WHAT YOU SHOULD DO | What you return should match the data below exactly, line for line.

EXERCISE MATERIAL |
§

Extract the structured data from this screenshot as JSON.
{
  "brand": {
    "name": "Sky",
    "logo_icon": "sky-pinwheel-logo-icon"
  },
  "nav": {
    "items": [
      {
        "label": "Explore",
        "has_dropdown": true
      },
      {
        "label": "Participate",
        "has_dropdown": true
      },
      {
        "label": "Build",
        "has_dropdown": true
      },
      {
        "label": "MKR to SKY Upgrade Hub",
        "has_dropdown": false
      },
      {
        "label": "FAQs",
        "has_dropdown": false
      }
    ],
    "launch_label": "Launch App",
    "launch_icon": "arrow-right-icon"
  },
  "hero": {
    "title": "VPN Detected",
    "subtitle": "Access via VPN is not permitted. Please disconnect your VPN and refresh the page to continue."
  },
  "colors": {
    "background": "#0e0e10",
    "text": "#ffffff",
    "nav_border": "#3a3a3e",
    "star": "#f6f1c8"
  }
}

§

SOLVED PROBLEM |
Extract the structured data from this screenshot as JSON.
{
  "brand": {
    "name": "Sky",
    "logo_icon": "sky-pinwheel-logo-icon"
  },
  "nav": {
    "items": [
      {
        "label": "Explore",
        "has_dropdown": true
      },
      {
        "label": "Participate",
        "has_dropdown": true
      },
      {
        "label": "Build",
        "has_dropdown": true
      },
      {
        "label": "MKR to SKY Upgrade Hub",
        "has_dropdown": false
      },
      {
        "label": "FAQs",
        "has_dropdown": false
      }
    ],
    "launch_label": "Launch App",
    "launch_icon": "arrow-right-icon"
  },
  "hero": {
    "title": "VPN Detected",
    "subtitle": "Access via VPN is not permitted. Please disconnect your VPN and refresh the page to continue."
  },
  "colors": {
    "background": "#0e0e10",
    "text": "#ffffff",
    "nav_border": "#3a3a3e",
    "star": "#f6f1c8"
  }
}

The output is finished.